The Material Science Institute of Madrid (ICMM - CSIC), part of the Spanish National Research Council (CSIC) got five Marie Skłodowska-Curie (MSC) projects at the same call for 2023. With this, the centre is clearly situated at the cutting edge of European science, as we have got two doctoral networks, two postdoctoral fellowships, and one citizen project.

Ricardo García, Research Professor at the ICMM, is one of the heads of the project SPM4.0: 'Autonomous Scanning Probe Microscopy for Life Sciences and Medicine powered by Artificial Intelligence'. With a budget of 3.9M€, the objective of the SPM4.0 Doctoral Network is to train a new generation of researchers in the science and technology of autonomous Scanning Probe Microscopes powered by Artificial Intelligence for applications in the Life Science and Medical fields.

"The researchers of the network will acquire state-of-the-art multidisciplinary scientific training in advanced scanning probe microscopy and machine learning and in their biological and medical applications", says García. In addition, these new researchers will receive training on complementary and transferable skills to increase their employability perspectives and to qualify them to access to responsibility job positions in the private and public sectors. "The final aim is to promote the wide adoption of SPM4.0 technologies in public and private research centers and in industrial and metrology institutions and to explore new horizons in the Life Sciences and Medical sectors", he concludes. This is the second MSC project got by García's group, which demonstrates "the strength of the ICMM in this type of advanced microscopy methods".

Sol Carretero, Tenured Scientist at the ICMM, is one of the leaders of the project SPARKLE: 'Scientific training Programme for Advanced Research and Knowledge in Light-Matter Engineering'. The plan of this consortium of 14 partnerts will build a mixed experimental and theoretical network to develop the necessary tools and techniques to exploit lightmatter coupling to manipulate materials functionalities. "SPARKLE will bridge the gap between photonics on the one hand and materials science on the other, by advancing the understanding of light-matter interaction via two distinct yet complementary approaches: the utilization of tailored laser fields and the confinement of light in optical environments, called cavities", says the researcher.

The Material Science Institute of Madrid has got two postdoctoral fellowships as well. Specifically, Borja Cirera, who is now a Talento CM Researcher, has been selected to develop a postdoctoral MSC with José Ángel Martín Gago. His project, entitled PlasmOSS: 'Plasmon-mediated On-Surface Synthesis', aims to to combine Cirera's expertise on scanning probe microscopy (SPM) and plasmonic nanocavities with the large experience of the ICMM in OSS, targeting to direct plasmon-mediated chemical reactions on surfaces at the atomic scale.

"Specifically, this proposal seeks to investigate three model photodimerization reactions, exploring the conditions under which the SPM-controlled optical hotspot -used for tip-enhanced Raman spectromicroscopy- can be transformed into a chemical hotspot with improved selectivity and efficiency", says Cirera.
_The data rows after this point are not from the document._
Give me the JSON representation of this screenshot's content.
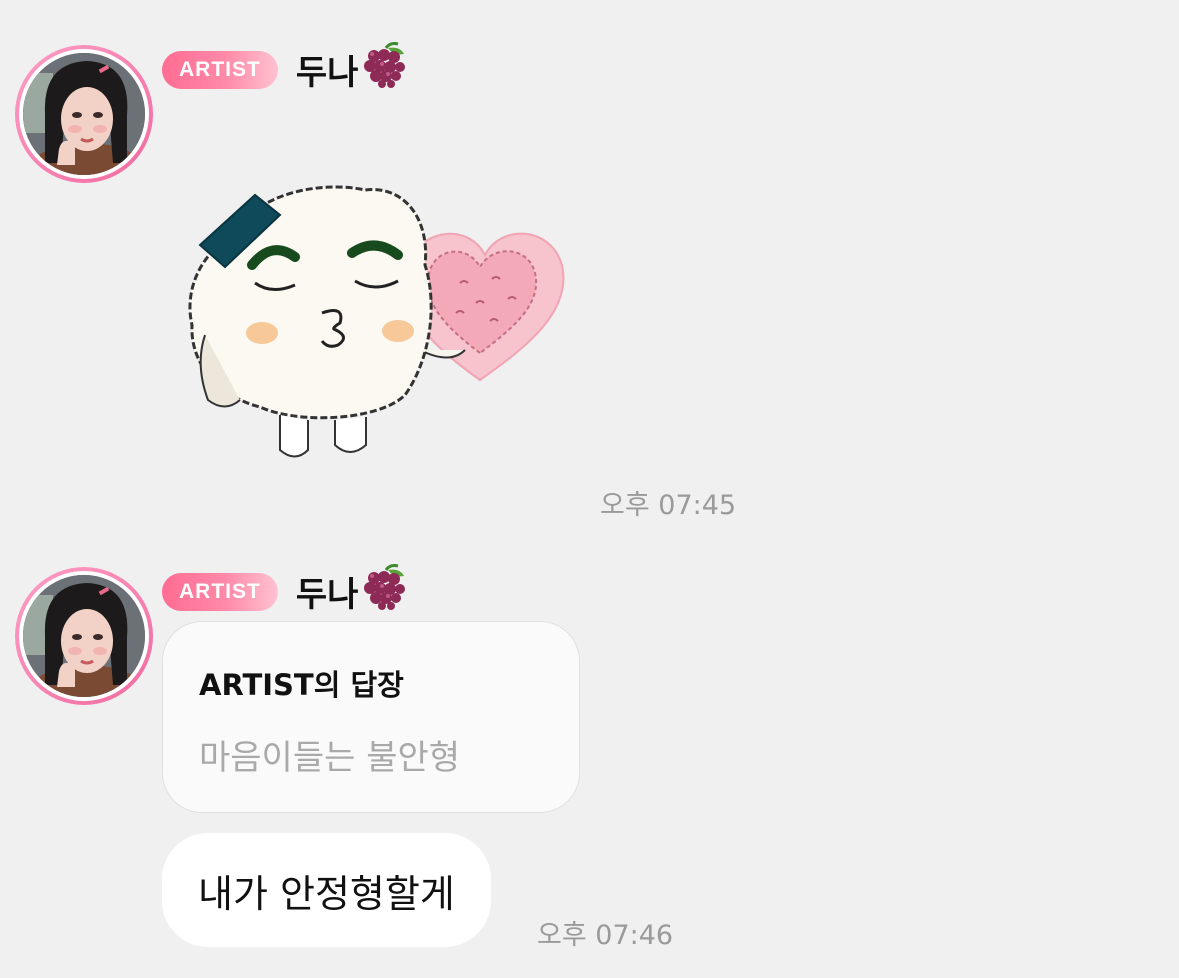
{
  "messages": [
    {
      "badge": "ARTIST",
      "sender": "두나",
      "sender_emoji": "grape-icon",
      "content_type": "sticker",
      "sticker": "rice-ball-kiss-heart-sticker",
      "time": "오후 07:45"
    },
    {
      "badge": "ARTIST",
      "sender": "두나",
      "sender_emoji": "grape-icon",
      "content_type": "reply",
      "reply": {
        "title": "ARTIST의 답장",
        "quote": "마음이들는 불안형"
      },
      "text": "내가 안정형할게",
      "time": "오후 07:46"
    }
  ],
  "colors": {
    "background": "#f0f0f0",
    "badge_gradient_start": "#ff6c92",
    "badge_gradient_end": "#ffc2d0",
    "avatar_ring": "#f06aa0",
    "timestamp": "#9a9a9a"
  }
}
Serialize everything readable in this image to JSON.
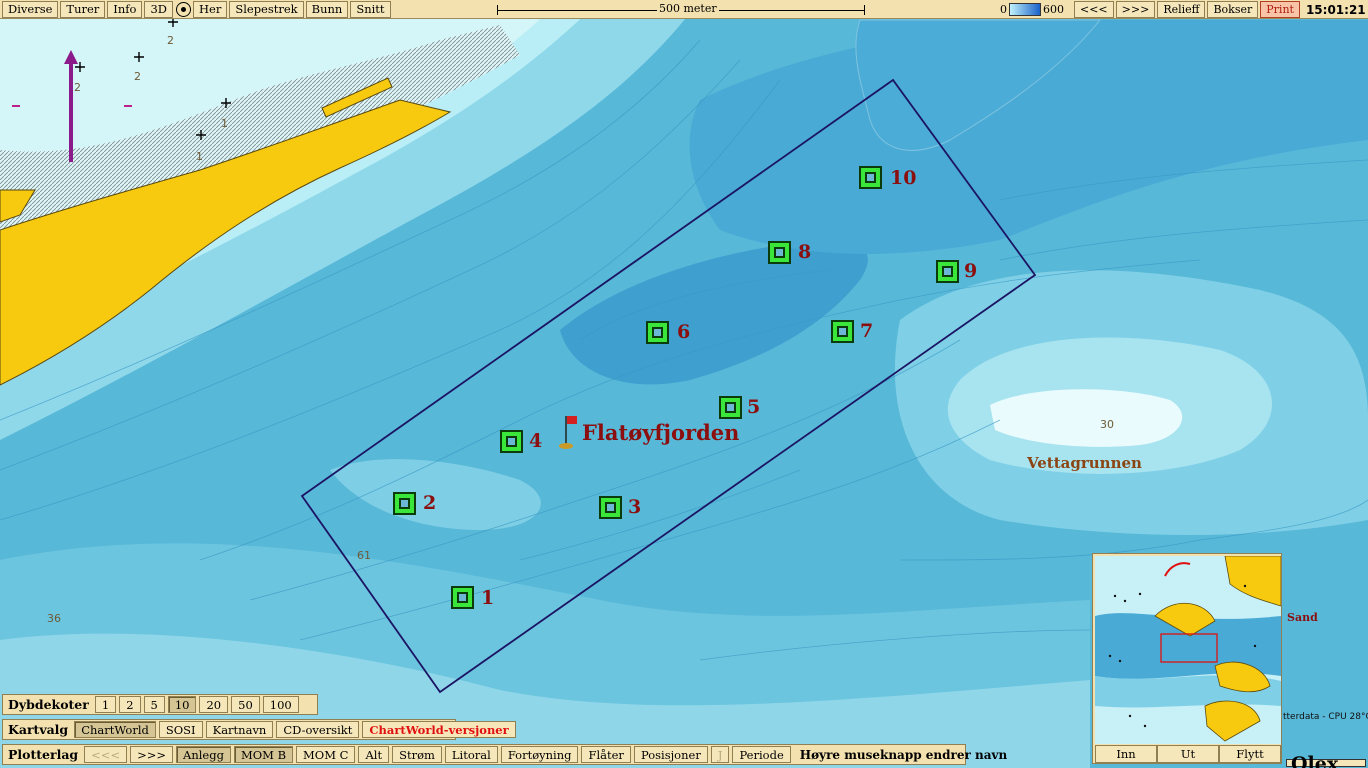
{
  "toolbar": {
    "items": [
      "Diverse",
      "Turer",
      "Info",
      "3D"
    ],
    "items2": [
      "Her",
      "Slepestrek",
      "Bunn",
      "Snitt"
    ],
    "scale_label": "500 meter",
    "depth_min": "0",
    "depth_max": "600",
    "prev": "<<<",
    "next": ">>>",
    "relief": "Relieff",
    "bokser": "Bokser",
    "print": "Print",
    "clock": "15:01:21"
  },
  "map": {
    "area_name": "Flatøyfjorden",
    "bank_name": "Vettagrunnen",
    "waypoints": [
      "1",
      "2",
      "3",
      "4",
      "5",
      "6",
      "7",
      "8",
      "9",
      "10"
    ],
    "depths": [
      "2",
      "2",
      "2",
      "1",
      "1",
      "30",
      "61",
      "36"
    ]
  },
  "panels": {
    "dybdekoter": {
      "label": "Dybdekoter",
      "buttons": [
        "1",
        "2",
        "5",
        "10",
        "20",
        "50",
        "100"
      ],
      "active": "10"
    },
    "kartvalg": {
      "label": "Kartvalg",
      "buttons": [
        "ChartWorld",
        "SOSI",
        "Kartnavn",
        "CD-oversikt",
        "ChartWorld-versjoner"
      ],
      "active": "ChartWorld"
    },
    "plotterlag": {
      "label": "Plotterlag",
      "buttons": [
        "<<<",
        ">>>",
        "Anlegg",
        "MOM B",
        "MOM C",
        "Alt",
        "Strøm",
        "Litoral",
        "Fortøyning",
        "Flåter",
        "Posisjoner",
        "J",
        "Periode"
      ],
      "hint": "Høyre museknapp endrer navn"
    }
  },
  "minimap": {
    "buttons": [
      "Inn",
      "Ut",
      "Flytt"
    ],
    "status": "tterdata - CPU 28°C",
    "sand": "Sand",
    "brand": "Olex"
  },
  "colors": {
    "land": "#f7c90f",
    "shallow": "#bff2f7",
    "mid": "#6fc8e0",
    "deep": "#3fa6d3",
    "route": "#1b1464",
    "waypoint": "#39e639",
    "label": "#8b0f0f"
  }
}
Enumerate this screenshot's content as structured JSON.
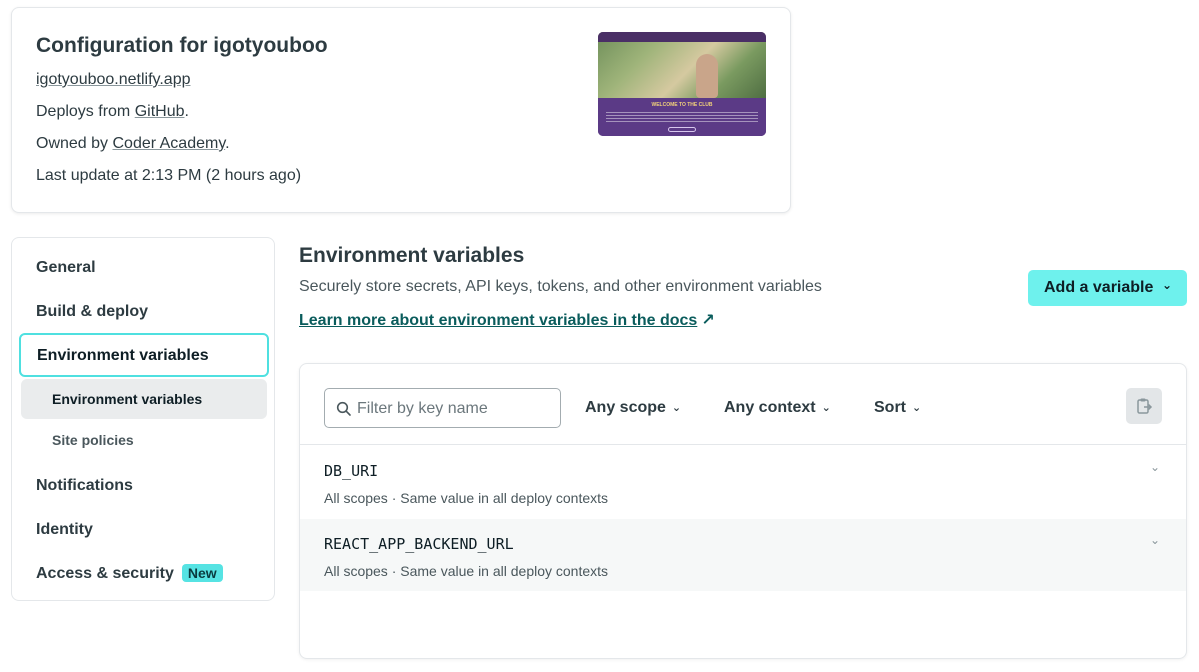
{
  "site": {
    "title": "Configuration for igotyouboo",
    "url": "igotyouboo.netlify.app",
    "deploys_prefix": "Deploys from ",
    "deploys_link": "GitHub",
    "deploys_suffix": ".",
    "owned_prefix": "Owned by ",
    "owned_link": "Coder Academy",
    "owned_suffix": ".",
    "last_update": "Last update at 2:13 PM (2 hours ago)",
    "thumbnail_headline": "WELCOME TO THE CLUB"
  },
  "sidenav": {
    "items": [
      {
        "label": "General"
      },
      {
        "label": "Build & deploy"
      },
      {
        "label": "Environment variables"
      },
      {
        "label": "Notifications"
      },
      {
        "label": "Identity"
      },
      {
        "label": "Access & security"
      }
    ],
    "sub_items": [
      {
        "label": "Environment variables"
      },
      {
        "label": "Site policies"
      }
    ],
    "new_badge": "New"
  },
  "main": {
    "title": "Environment variables",
    "subtitle": "Securely store secrets, API keys, tokens, and other environment variables",
    "docs_link": "Learn more about environment variables in the docs",
    "docs_arrow": "↗",
    "add_button": "Add a variable",
    "add_chevron": "⌄"
  },
  "filters": {
    "search_placeholder": "Filter by key name",
    "scope": "Any scope",
    "context": "Any context",
    "sort": "Sort",
    "chevron": "⌄"
  },
  "variables": [
    {
      "key": "DB_URI",
      "meta": "All scopes  ·  Same value in all deploy contexts"
    },
    {
      "key": "REACT_APP_BACKEND_URL",
      "meta": "All scopes  ·  Same value in all deploy contexts"
    }
  ],
  "colors": {
    "accent": "#6ef1ed",
    "active_border": "#4fe0e0",
    "badge": "#56e3e3",
    "link": "#0a5c5c"
  },
  "icons": {
    "search": "search-icon",
    "copy": "clipboard-copy-icon",
    "expand": "chevron-down-icon",
    "external": "external-link-arrow-icon"
  }
}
Furthermore, his goal is to elucidate the mechanisms governing tip-induced PMCRs, with the ultimate aim of controlling the fabrication of low-dimensional extended polymers with molecular precision using visible light. "The synergistic integration of these innovative methodologies will decisively contribute to the successful realization of the project", concludes the researcher.

Christopher W. Wächtler, now at the Department of Physics of the University of California at Berkeley, will join the ICMM to work with Gloria Platero on a project entitled BoFTISync: 'Topological synchronization of interacting bosons and Floquet engineering'. "With a unique interdisciplinary approach of integrating topological concepts with dynamical symmetries of interacting bosonic modes and open quantum systems, the project aims to establish topology as an innovative way to protect quantum signatures of synchronization, and at the same time opens the avenue for unexplored phenomena at the interface of these seemingly distinct research areas", explains the project.

"This investigation is not only fundamentally interesting, but will also spark new applications in quantum technologies and information processing in NISQ platforms ranging from trapped ions to optomechanics", they defend. "Thus, BoFTISync will prepare the ground for a deeper understanding on topology in open nonlinear systems".

Finally, the ICMM is also part of the citizen network 'NIGHTMADRID', in which we coordinate ten CSIC centers during The European Researchers' Night (ERN) and others outreach activities during the year. Led by Jesús Ricote as deputy director of the ICMM, this event is held annually across various cities in Europe to showcase the impacts of science and research in fun and inspiring ways. Activities taking place throughout the year will include visits by researchers to schools and visits by students and teachers to researchers’ workplaces. The aim is to put across the message that science and research are exciting pursuits and accessible to all.